[Web page and app entries]
########################################
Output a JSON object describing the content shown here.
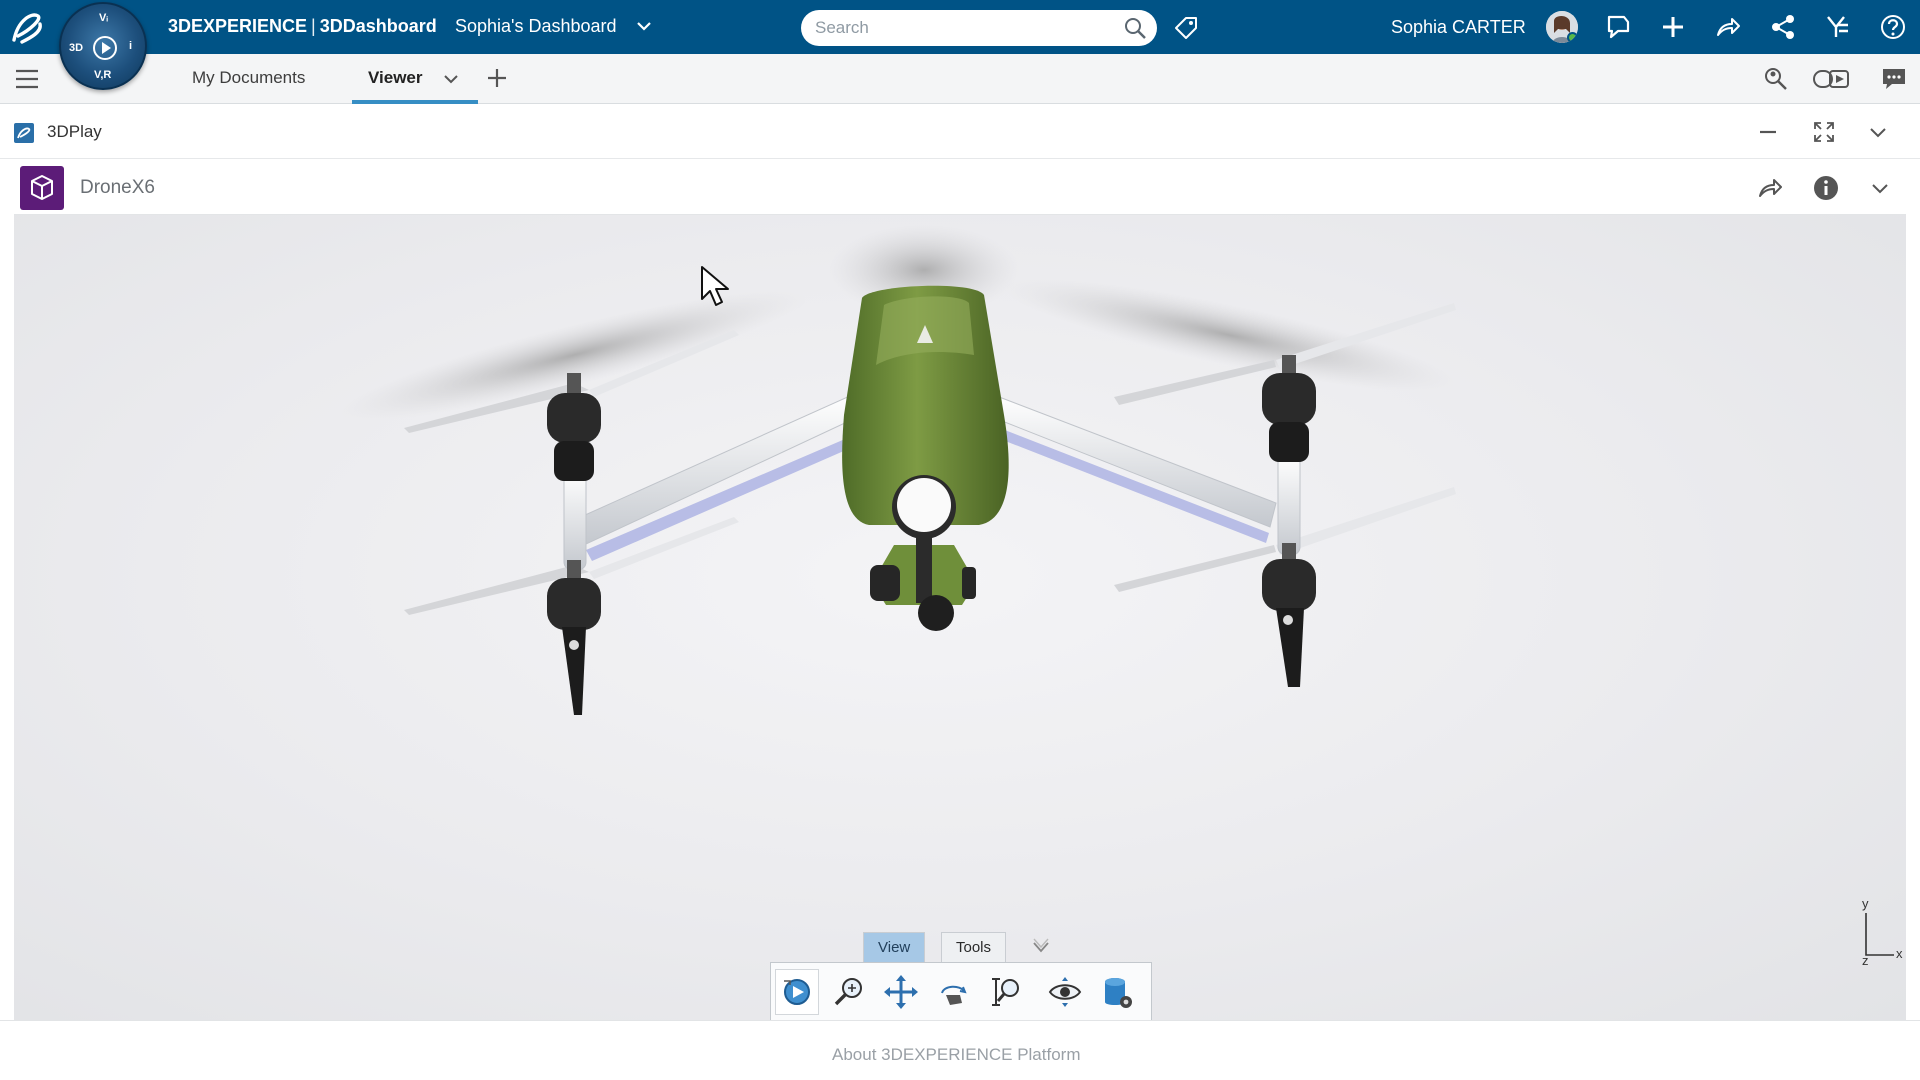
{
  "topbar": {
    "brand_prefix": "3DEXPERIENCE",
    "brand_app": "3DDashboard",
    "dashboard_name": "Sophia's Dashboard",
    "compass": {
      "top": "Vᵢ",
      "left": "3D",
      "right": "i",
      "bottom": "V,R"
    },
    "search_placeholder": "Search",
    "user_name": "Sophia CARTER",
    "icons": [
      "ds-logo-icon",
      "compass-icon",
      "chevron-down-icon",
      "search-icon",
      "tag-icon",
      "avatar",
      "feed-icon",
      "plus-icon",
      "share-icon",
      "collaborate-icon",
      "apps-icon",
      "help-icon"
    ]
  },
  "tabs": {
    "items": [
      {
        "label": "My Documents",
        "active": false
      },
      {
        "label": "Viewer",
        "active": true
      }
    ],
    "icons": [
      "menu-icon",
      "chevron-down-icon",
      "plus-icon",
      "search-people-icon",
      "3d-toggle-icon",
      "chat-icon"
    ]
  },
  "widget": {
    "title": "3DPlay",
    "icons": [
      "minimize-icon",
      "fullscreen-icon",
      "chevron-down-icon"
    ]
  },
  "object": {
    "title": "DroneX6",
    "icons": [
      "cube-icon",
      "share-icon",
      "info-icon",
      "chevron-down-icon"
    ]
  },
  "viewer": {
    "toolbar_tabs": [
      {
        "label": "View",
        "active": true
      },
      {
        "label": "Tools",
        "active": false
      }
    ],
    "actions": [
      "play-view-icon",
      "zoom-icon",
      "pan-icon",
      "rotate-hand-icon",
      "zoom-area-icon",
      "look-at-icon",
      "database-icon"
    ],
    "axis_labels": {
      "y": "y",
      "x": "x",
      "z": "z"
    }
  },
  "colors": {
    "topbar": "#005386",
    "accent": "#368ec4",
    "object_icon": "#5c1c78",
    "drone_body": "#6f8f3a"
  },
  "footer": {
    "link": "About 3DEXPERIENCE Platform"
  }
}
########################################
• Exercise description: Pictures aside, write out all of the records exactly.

• Solution for this problem:
Output a JSON object describing the content shown here.
{
  "topbar": {
    "brand_prefix": "3DEXPERIENCE",
    "brand_app": "3DDashboard",
    "dashboard_name": "Sophia's Dashboard",
    "compass": {
      "top": "Vᵢ",
      "left": "3D",
      "right": "i",
      "bottom": "V,R"
    },
    "search_placeholder": "Search",
    "user_name": "Sophia CARTER",
    "icons": [
      "ds-logo-icon",
      "compass-icon",
      "chevron-down-icon",
      "search-icon",
      "tag-icon",
      "avatar",
      "feed-icon",
      "plus-icon",
      "share-icon",
      "collaborate-icon",
      "apps-icon",
      "help-icon"
    ]
  },
  "tabs": {
    "items": [
      {
        "label": "My Documents",
        "active": false
      },
      {
        "label": "Viewer",
        "active": true
      }
    ],
    "icons": [
      "menu-icon",
      "chevron-down-icon",
      "plus-icon",
      "search-people-icon",
      "3d-toggle-icon",
      "chat-icon"
    ]
  },
  "widget": {
    "title": "3DPlay",
    "icons": [
      "minimize-icon",
      "fullscreen-icon",
      "chevron-down-icon"
    ]
  },
  "object": {
    "title": "DroneX6",
    "icons": [
      "cube-icon",
      "share-icon",
      "info-icon",
      "chevron-down-icon"
    ]
  },
  "viewer": {
    "toolbar_tabs": [
      {
        "label": "View",
        "active": true
      },
      {
        "label": "Tools",
        "active": false
      }
    ],
    "actions": [
      "play-view-icon",
      "zoom-icon",
      "pan-icon",
      "rotate-hand-icon",
      "zoom-area-icon",
      "look-at-icon",
      "database-icon"
    ],
    "axis_labels": {
      "y": "y",
      "x": "x",
      "z": "z"
    }
  },
  "colors": {
    "topbar": "#005386",
    "accent": "#368ec4",
    "object_icon": "#5c1c78",
    "drone_body": "#6f8f3a"
  },
  "footer": {
    "link": "About 3DEXPERIENCE Platform"
  }
}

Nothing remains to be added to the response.